To handle this, I weighted the Z-scores for the rate stats. I multiplied the Z-score for AVG by projected AB’s/average projected AB’s, and you can do the same for OBP, using PA’s. My league uses OPS, a value generated by adding two fractions with different denominators (aka OBP & SLG), so to weight those Z-scores I multiplied them by projected (AB’s + PA’s)/average projected (AB’s + PA’s). I then added these weighted Z-scores to the other Z-scores for projected totals. The result of adding these weights is that a player who is one standard deviation above average in both AVG and OPS, and who has an average number of AB’s and PA’s, would get +2 from these categories in the variable used to rank projected totals. By the same lights, the aforementioned Kyle Parker’s AVG and OPS would essentially get no weighting at all, and have no effect at all on his projected totals, just as in real life his performance is not expected to have any effect at all on the rate stats of your team.
The Fun Stuff
And that’s about it. Once you have Z-scores, it’s very easy to rank players, to change the formulas to rank them by different systems, or to sort players by certain categories to see who stands out the most.
Two common variations on the traditional 5 stats are to include OBP instead of AVG, or to play in a points league. (For a points league, just change the Z-score weighting to reflect the point system). Here are the top players in these alternate systems using this evaluation method (I threw my own league in too, just for kicks):
(Note: I evaluated points leagues the same way as the other leagues, generating both a points total and a points/PA score for each player. I scaled the two values to give them approximately equal weight, and ranked players by the mean of the two.)
I expected Joey Votto to be a stud in OBP leagues, but in reality Joey Bats benefits more. Jason Heyward too. Meanwhile, CarGo is top 3 in every other system, but falls to the bottom half of the first round in a points league. In my own crazy league, Norichika Aoki projects as a contact-hitting top-40 stud, while Mark Trumbo’s contact deficiencies show up in strikeouts and hits, as well as AVG, and he drops to 82nd.
I also thought it would be cool to see which players project to be affected most under different scoring systems. Here are the players with the largest variation in ranks between systems (weighted to prefer higher-ranked and therefore more interesting players):

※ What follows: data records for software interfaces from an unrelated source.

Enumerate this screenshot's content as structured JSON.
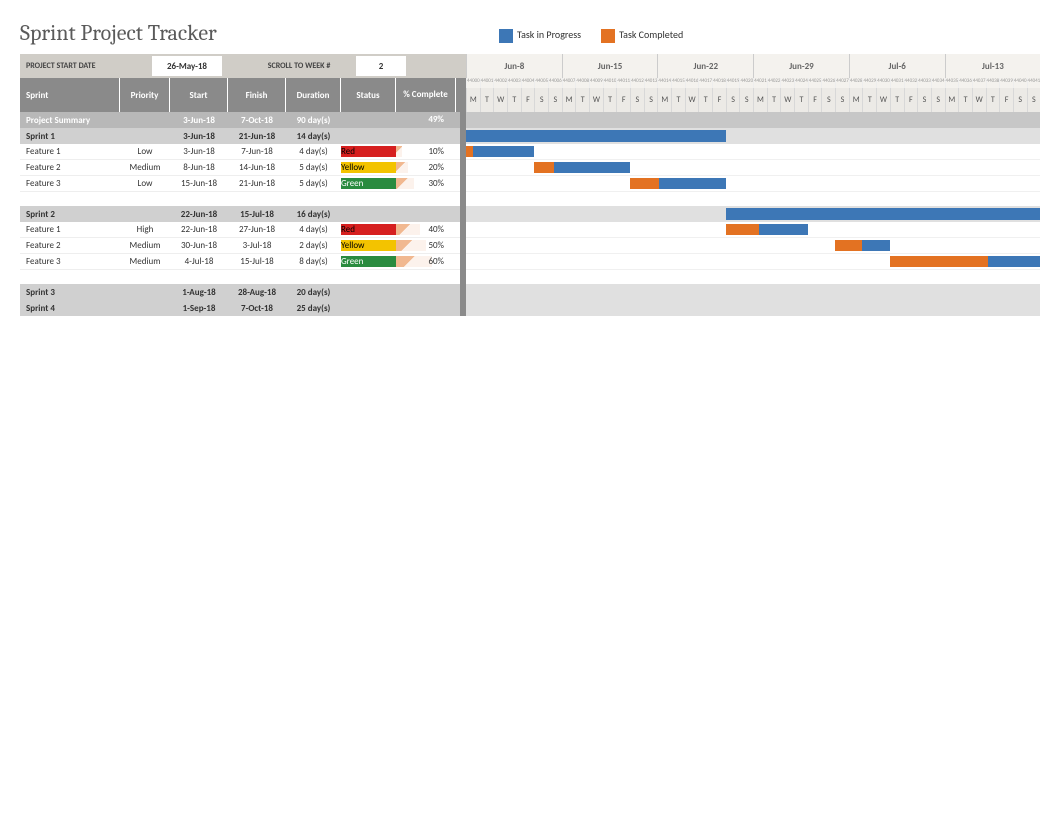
{
  "title": "Sprint Project Tracker",
  "legend": {
    "in_progress": "Task in Progress",
    "completed": "Task Completed"
  },
  "controls": {
    "start_date_label": "PROJECT START DATE",
    "start_date": "26-May-18",
    "scroll_label": "SCROLL TO WEEK #",
    "scroll_week": "2"
  },
  "columns": {
    "sprint": "Sprint",
    "priority": "Priority",
    "start": "Start",
    "finish": "Finish",
    "duration": "Duration",
    "status": "Status",
    "pct": "% Complete"
  },
  "table": [
    {
      "type": "summary",
      "name": "Project Summary",
      "start": "3-Jun-18",
      "finish": "7-Oct-18",
      "duration": "90 day(s)",
      "pct": "49%"
    },
    {
      "type": "sprint",
      "name": "Sprint 1",
      "start": "3-Jun-18",
      "finish": "21-Jun-18",
      "duration": "14 day(s)"
    },
    {
      "type": "task",
      "name": "Feature 1",
      "priority": "Low",
      "start": "3-Jun-18",
      "finish": "7-Jun-18",
      "duration": "4 day(s)",
      "status": "Red",
      "pct": "10%",
      "bar_start": 0,
      "bar_days": 5,
      "done_days": 0.5
    },
    {
      "type": "task",
      "name": "Feature 2",
      "priority": "Medium",
      "start": "8-Jun-18",
      "finish": "14-Jun-18",
      "duration": "5 day(s)",
      "status": "Yellow",
      "pct": "20%",
      "bar_start": 5,
      "bar_days": 7,
      "done_days": 1.4
    },
    {
      "type": "task",
      "name": "Feature 3",
      "priority": "Low",
      "start": "15-Jun-18",
      "finish": "21-Jun-18",
      "duration": "5 day(s)",
      "status": "Green",
      "pct": "30%",
      "bar_start": 12,
      "bar_days": 7,
      "done_days": 2.1
    },
    {
      "type": "spacer"
    },
    {
      "type": "sprint",
      "name": "Sprint 2",
      "start": "22-Jun-18",
      "finish": "15-Jul-18",
      "duration": "16 day(s)"
    },
    {
      "type": "task",
      "name": "Feature 1",
      "priority": "High",
      "start": "22-Jun-18",
      "finish": "27-Jun-18",
      "duration": "4 day(s)",
      "status": "Red",
      "pct": "40%",
      "bar_start": 19,
      "bar_days": 6,
      "done_days": 2.4
    },
    {
      "type": "task",
      "name": "Feature 2",
      "priority": "Medium",
      "start": "30-Jun-18",
      "finish": "3-Jul-18",
      "duration": "2 day(s)",
      "status": "Yellow",
      "pct": "50%",
      "bar_start": 27,
      "bar_days": 4,
      "done_days": 2
    },
    {
      "type": "task",
      "name": "Feature 3",
      "priority": "Medium",
      "start": "4-Jul-18",
      "finish": "15-Jul-18",
      "duration": "8 day(s)",
      "status": "Green",
      "pct": "60%",
      "bar_start": 31,
      "bar_days": 12,
      "done_days": 7.2
    },
    {
      "type": "spacer"
    },
    {
      "type": "sprint",
      "name": "Sprint 3",
      "start": "1-Aug-18",
      "finish": "28-Aug-18",
      "duration": "20 day(s)"
    },
    {
      "type": "sprint",
      "name": "Sprint 4",
      "start": "1-Sep-18",
      "finish": "7-Oct-18",
      "duration": "25 day(s)"
    }
  ],
  "sprint_gantt": {
    "1": {
      "start": 0,
      "days": 19
    },
    "6": {
      "start": 19,
      "days": 24
    }
  },
  "weeks": [
    "Jun-8",
    "Jun-15",
    "Jun-22",
    "Jun-29",
    "Jul-6",
    "Jul-13"
  ],
  "serials_base": 44000,
  "dow_pattern": [
    "M",
    "T",
    "W",
    "T",
    "F",
    "S",
    "S"
  ],
  "days_visible": 42,
  "chart_data": {
    "type": "gantt",
    "title": "Sprint Project Tracker",
    "x_start": "2018-06-04",
    "x_end": "2018-07-15",
    "series": [
      {
        "name": "Sprint 1",
        "start": "2018-06-03",
        "finish": "2018-06-21"
      },
      {
        "name": "Sprint 1 / Feature 1",
        "start": "2018-06-03",
        "finish": "2018-06-07",
        "pct": 10
      },
      {
        "name": "Sprint 1 / Feature 2",
        "start": "2018-06-08",
        "finish": "2018-06-14",
        "pct": 20
      },
      {
        "name": "Sprint 1 / Feature 3",
        "start": "2018-06-15",
        "finish": "2018-06-21",
        "pct": 30
      },
      {
        "name": "Sprint 2",
        "start": "2018-06-22",
        "finish": "2018-07-15"
      },
      {
        "name": "Sprint 2 / Feature 1",
        "start": "2018-06-22",
        "finish": "2018-06-27",
        "pct": 40
      },
      {
        "name": "Sprint 2 / Feature 2",
        "start": "2018-06-30",
        "finish": "2018-07-03",
        "pct": 50
      },
      {
        "name": "Sprint 2 / Feature 3",
        "start": "2018-07-04",
        "finish": "2018-07-15",
        "pct": 60
      }
    ],
    "legend": [
      "Task in Progress",
      "Task Completed"
    ]
  }
}
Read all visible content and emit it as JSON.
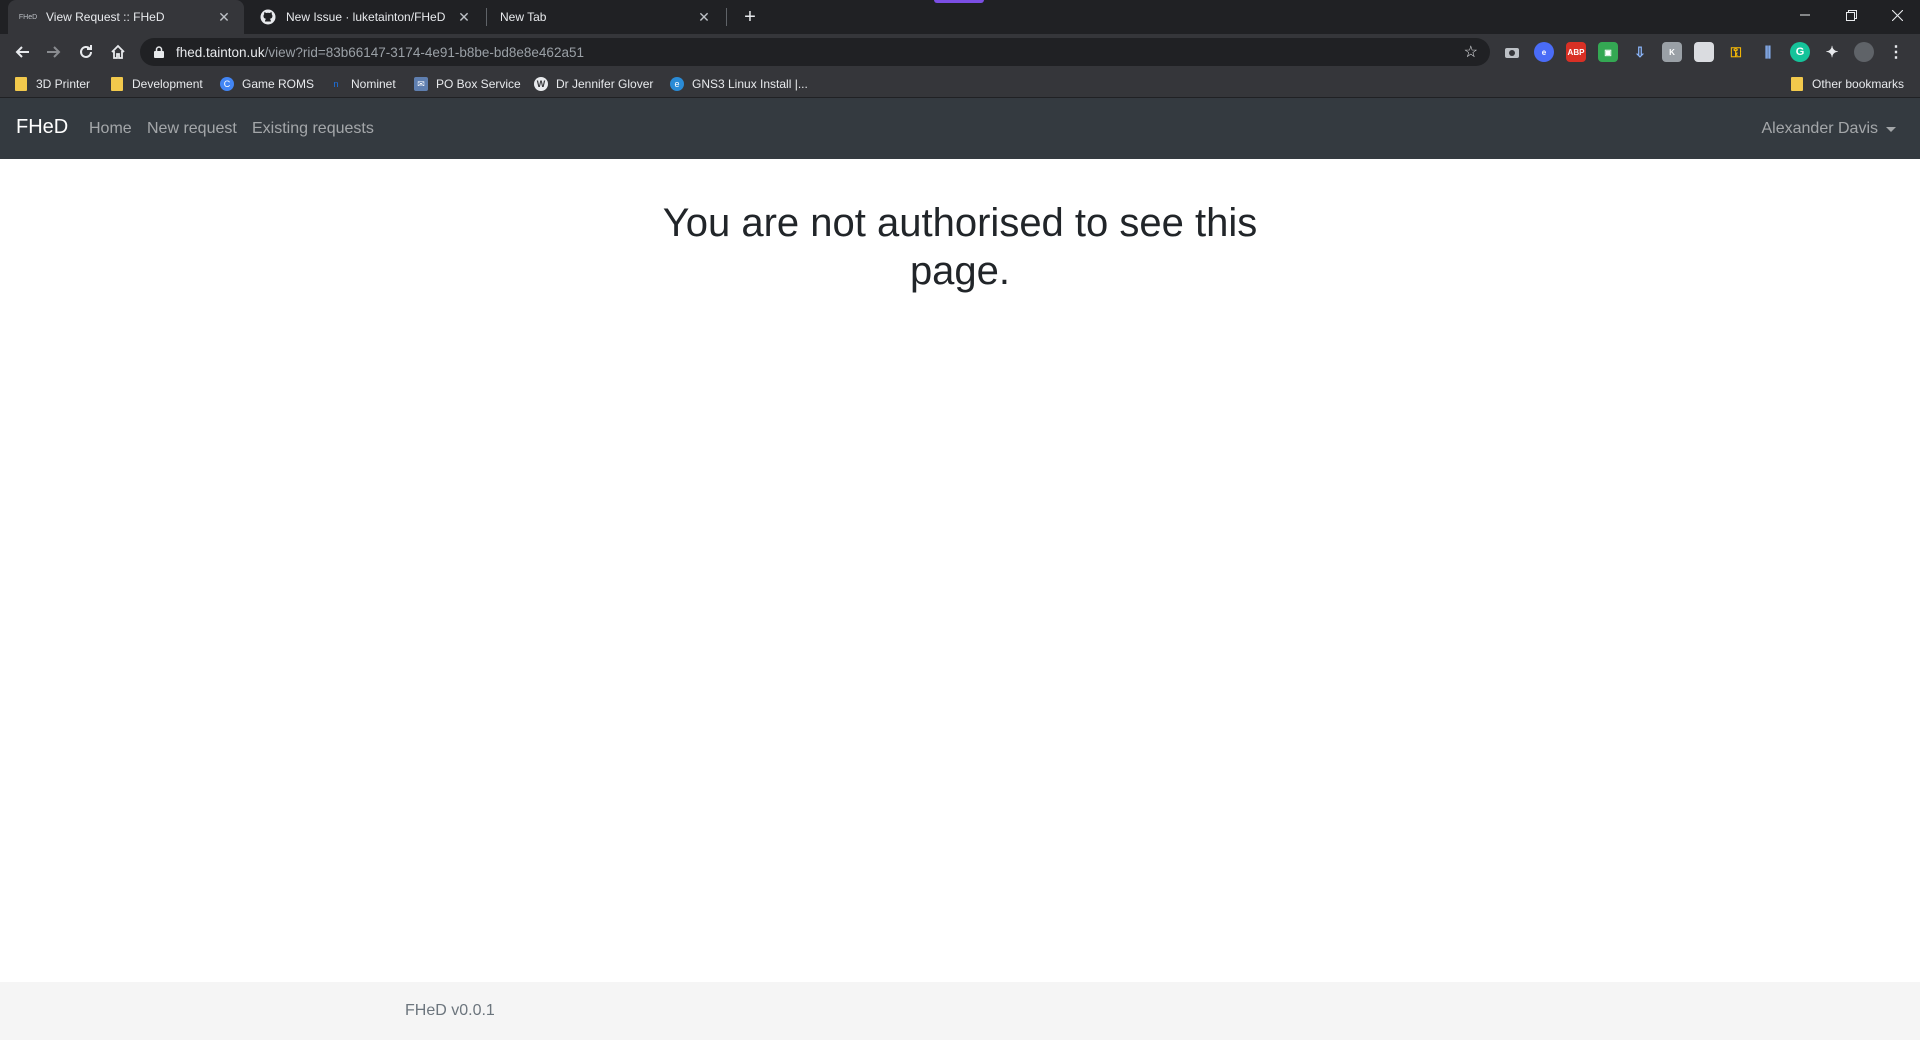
{
  "browser": {
    "tabs": [
      {
        "title": "View Request :: FHeD",
        "favicon": "FHeD"
      },
      {
        "title": "New Issue · luketainton/FHeD"
      },
      {
        "title": "New Tab"
      }
    ],
    "url_host": "fhed.tainton.uk",
    "url_path": "/view?rid=83b66147-3174-4e91-b8be-bd8e8e462a51",
    "bookmarks": [
      {
        "label": "3D Printer",
        "icon": "folder-icon"
      },
      {
        "label": "Development",
        "icon": "folder-icon"
      },
      {
        "label": "Game ROMS",
        "icon": "game-roms-icon"
      },
      {
        "label": "Nominet",
        "icon": "nominet-icon"
      },
      {
        "label": "PO Box Service",
        "icon": "po-box-icon"
      },
      {
        "label": "Dr Jennifer Glover",
        "icon": "wordpress-icon"
      },
      {
        "label": "GNS3 Linux Install |...",
        "icon": "edge-icon"
      }
    ],
    "other_bookmarks": "Other bookmarks",
    "extension_badge": "ABP"
  },
  "app": {
    "brand": "FHeD",
    "nav": {
      "home": "Home",
      "new_request": "New request",
      "existing_requests": "Existing requests"
    },
    "user": "Alexander Davis",
    "message": "You are not authorised to see this page.",
    "footer": "FHeD v0.0.1"
  },
  "colors": {
    "navbar": "#343a40",
    "footer": "#f5f5f5",
    "chrome_dark": "#202124",
    "chrome_toolbar": "#35363a"
  }
}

Billy Hamilton projects to be a one-category stud in any system that ranks stolen bases, but many people doubt whether he’ll be an especially good ballplayer in 2014, and the points system shares their skepticism. Carlos Santana will benefit enormously from any league using deeper measures than AVG, while Adam Dunn jumps from irrelevance to potential rosterability in OBP leagues only. A couple more notable players: Alex Rios is vastly more valuable in leagues with the standard five categories, and least valuable in points league, and Adam Jones follows a very similar, if somewhat less drastic, pattern.
And there you have it – the results of one approach to generating player values for leagues with alternative categories.